Cambridge team discovers material with potential for faster charging batteries

Niobium tungsten oxide allows lithium ion transport “several orders of magnitude” faster than conventional electrode materials

Cambridge University
©University of Cambridge

Researchers at Cambridge University have identified a group of materials that could be used to make batteries with higher power.

The team from the university’s Department of Chemistry looked at niobium tungsten oxide as part of the search for materials with high rate battery performance: that is, capable of charging faster and delivering higher power output.

Niobium tungsten oxide has a complex atomic arrangement, which according to postdoctoral researcher Kent Griffith, might explain why it has so far been neglected in battery studies.
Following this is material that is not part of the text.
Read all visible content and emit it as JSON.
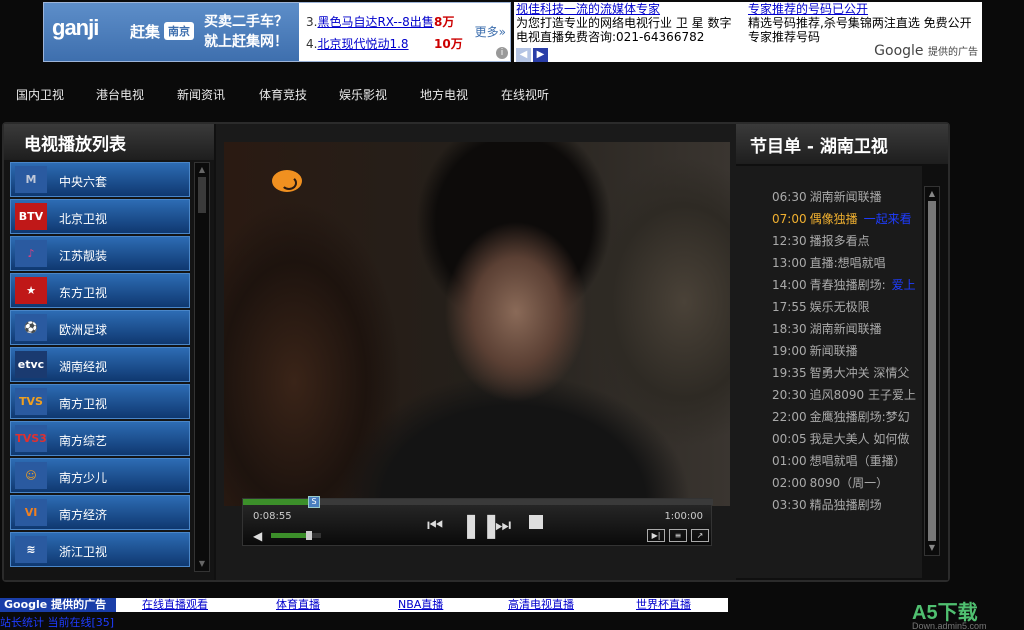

However, the team has found that this unusual structure allows lithium ions to pass through it much faster than conventional materials used in battery electrodes, such as graphite.
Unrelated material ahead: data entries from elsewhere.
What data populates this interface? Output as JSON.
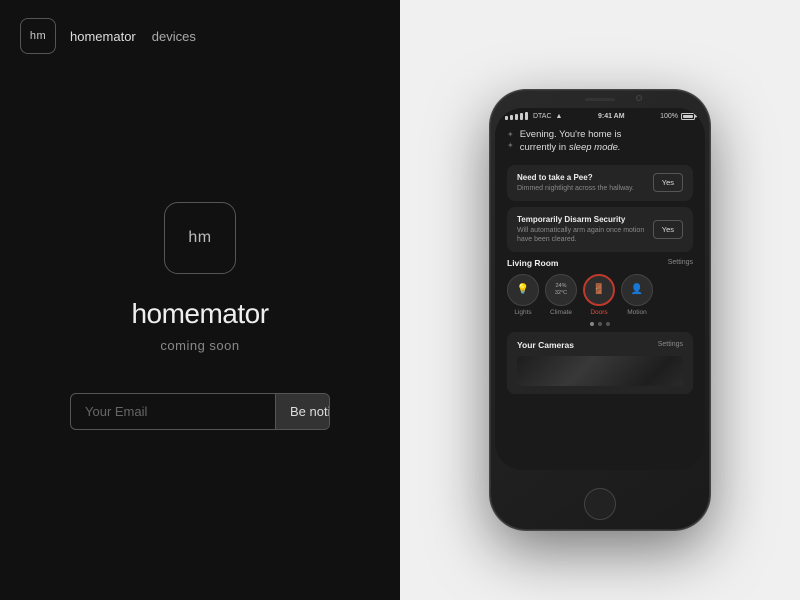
{
  "nav": {
    "logo_text": "hm",
    "links": [
      {
        "label": "homemator",
        "active": true
      },
      {
        "label": "devices",
        "active": false
      }
    ]
  },
  "left": {
    "icon_text": "hm",
    "app_name": "homemator",
    "coming_soon": "coming soon",
    "email_placeholder": "Your Email",
    "notify_button": "Be notified"
  },
  "phone": {
    "status_bar": {
      "carrier": "DTAC",
      "time": "9:41 AM",
      "battery": "100%"
    },
    "greeting": {
      "line1": "Evening. You're home is",
      "line2_normal": "currently in",
      "line2_italic": "sleep mode."
    },
    "actions": [
      {
        "title": "Need to take a Pee?",
        "subtitle": "Dimmed nightlight across the hallway.",
        "button": "Yes"
      },
      {
        "title": "Temporarily Disarm Security",
        "subtitle": "Will automatically arm again once motion have been cleared.",
        "button": "Yes"
      }
    ],
    "living_room": {
      "title": "Living Room",
      "settings": "Settings",
      "controls": [
        {
          "icon": "💡",
          "label": "Lights",
          "sublabel": "",
          "active": false
        },
        {
          "icon": "24%\n32°C",
          "label": "Climate",
          "sublabel": "",
          "active": false
        },
        {
          "icon": "🚪",
          "label": "Doors",
          "sublabel": "",
          "active": true
        },
        {
          "icon": "👤",
          "label": "Motion",
          "sublabel": "",
          "active": false
        }
      ]
    },
    "cameras": {
      "title": "Your Cameras",
      "settings": "Settings"
    }
  }
}
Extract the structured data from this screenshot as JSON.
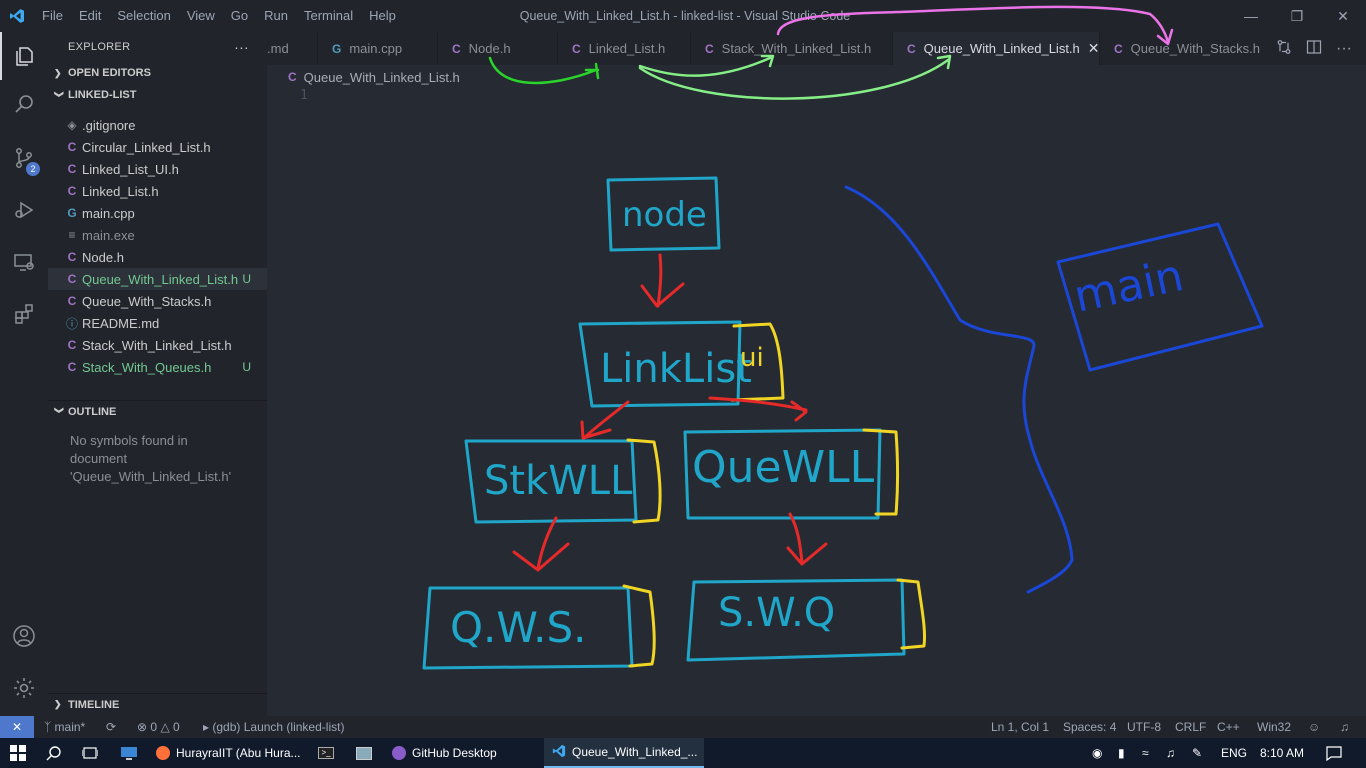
{
  "titlebar": {
    "menu": [
      "File",
      "Edit",
      "Selection",
      "View",
      "Go",
      "Run",
      "Terminal",
      "Help"
    ],
    "title": "Queue_With_Linked_List.h - linked-list - Visual Studio Code"
  },
  "activity": {
    "source_control_badge": "2"
  },
  "sidebar": {
    "title": "EXPLORER",
    "more": "···",
    "open_editors": "OPEN EDITORS",
    "folder": "LINKED-LIST",
    "files": [
      {
        "icon": "◈",
        "name": ".gitignore",
        "git": ""
      },
      {
        "icon": "C",
        "name": "Circular_Linked_List.h",
        "git": ""
      },
      {
        "icon": "C",
        "name": "Linked_List_UI.h",
        "git": ""
      },
      {
        "icon": "C",
        "name": "Linked_List.h",
        "git": ""
      },
      {
        "icon": "G",
        "name": "main.cpp",
        "git": ""
      },
      {
        "icon": "≡",
        "name": "main.exe",
        "git": ""
      },
      {
        "icon": "C",
        "name": "Node.h",
        "git": ""
      },
      {
        "icon": "C",
        "name": "Queue_With_Linked_List.h",
        "git": "U"
      },
      {
        "icon": "C",
        "name": "Queue_With_Stacks.h",
        "git": ""
      },
      {
        "icon": "ⓘ",
        "name": "README.md",
        "git": ""
      },
      {
        "icon": "C",
        "name": "Stack_With_Linked_List.h",
        "git": ""
      },
      {
        "icon": "C",
        "name": "Stack_With_Queues.h",
        "git": "U"
      }
    ],
    "outline": "OUTLINE",
    "outline_msg_1": "No symbols found in",
    "outline_msg_2": "document",
    "outline_msg_3": "'Queue_With_Linked_List.h'",
    "timeline": "TIMELINE"
  },
  "tabs": [
    {
      "icon": "",
      "label": ".md"
    },
    {
      "icon": "G",
      "label": "main.cpp"
    },
    {
      "icon": "C",
      "label": "Node.h"
    },
    {
      "icon": "C",
      "label": "Linked_List.h"
    },
    {
      "icon": "C",
      "label": "Stack_With_Linked_List.h"
    },
    {
      "icon": "C",
      "label": "Queue_With_Linked_List.h"
    },
    {
      "icon": "C",
      "label": "Queue_With_Stacks.h"
    }
  ],
  "editor": {
    "breadcrumb": "Queue_With_Linked_List.h",
    "line_number": "1"
  },
  "drawing": {
    "node": "node",
    "linklist": "LinkList",
    "ui": "ui",
    "stkwll": "StkWLL",
    "quewll": "QueWLL",
    "qws": "Q.W.S.",
    "swq": "S.W.Q",
    "main": "main"
  },
  "statusbar": {
    "branch": "main*",
    "errors": "0",
    "warnings": "0",
    "debug": "(gdb) Launch (linked-list)",
    "position": "Ln 1, Col 1",
    "spaces": "Spaces: 4",
    "encoding": "UTF-8",
    "eol": "CRLF",
    "language": "C++",
    "platform": "Win32"
  },
  "taskbar": {
    "firefox": "HurayraIIT (Abu Hura...",
    "github": "GitHub Desktop",
    "vscode": "Queue_With_Linked_...",
    "lang": "ENG",
    "time": "8:10 AM"
  }
}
In typical batteries, electrons are extracted from the positive electrode during the charge cycle. They then move through its crystal structure and the battery electrolyte to be stored in the negative electrode. The faster this happens, the faster the battery charges. One way that researchers try to speed this process up is to make electrodes from nanoparticles, because this should reduce the distance the ions have to travel. But this has drawbacks: nanoparticle electrodes tend to encourage unwanted chemical reactions in the electrolyte, reducing the battery lifetime, Griffith said. Moreover, as team leader Prof Clare Grey explained, nanoparticles tend to be difficult to make and to pack together efficiently.

Niobium tungsten oxide is not a nanoparticle material. It has a fundamentally different crystal structure from many battery materials, Griffith explained. The structure is held open by “pillars” of oxygen. “The oxygen pillars, or shear planes, make these materials more rigid than other battery compounds, so that, plus their open structures means that more lithium ions can move through them, and far more quickly,” he said.

Cambridge University
Niobium tungsten oxide has a structure held open by pillars of oxygen

The method Grey’s team used to analyse the material performance was also unusual: pulsed field gradient NMR uses short, timed pulses of magnetic field specific coherences, or waves with the same phase difference, frequency and waveform as they propagate through a material. This technique allowed the team to measure the movement of lithium ions through the oxides, revealing that they moved at several orders of magnitude faster than the typical electrode materials.

In a paper in Nature, Grey, Griffith and their colleagues explain that graphite has particular drawback. Although it has a high energy density, in fast charge cycles spindly fibres of metallic lithium known as dendrites form on its surface, and can create short circuits that sometimes lead to fires and explosions.

“In high-rate applications, safety is a bigger concern than under any other operating circumstances,” said Grey. “These materials, and potentially others like them, would definitely be worth looking at for fast-charging applications where you need a safer alternative to graphite.”

Another advantage is that niobium tungsten oxides are relatively easy to make, Griffith said. “A lot of the nanoparticle structures take multiple steps to synthesise, and you only end up with a tiny amount of material, so scalability is a real issue,” said Griffith. “But these oxides are so easy to make, and don’t require additional chemicals or solvents.”

A potential drawback is that the cell voltage is lower than with some electrode materials, but the usable energy density remains high. “Fields stagnate if you don’t keep looking for new compounds,” Grey commented. “These interesting materials give us a good insight into how we might design higher rate electrode materials.”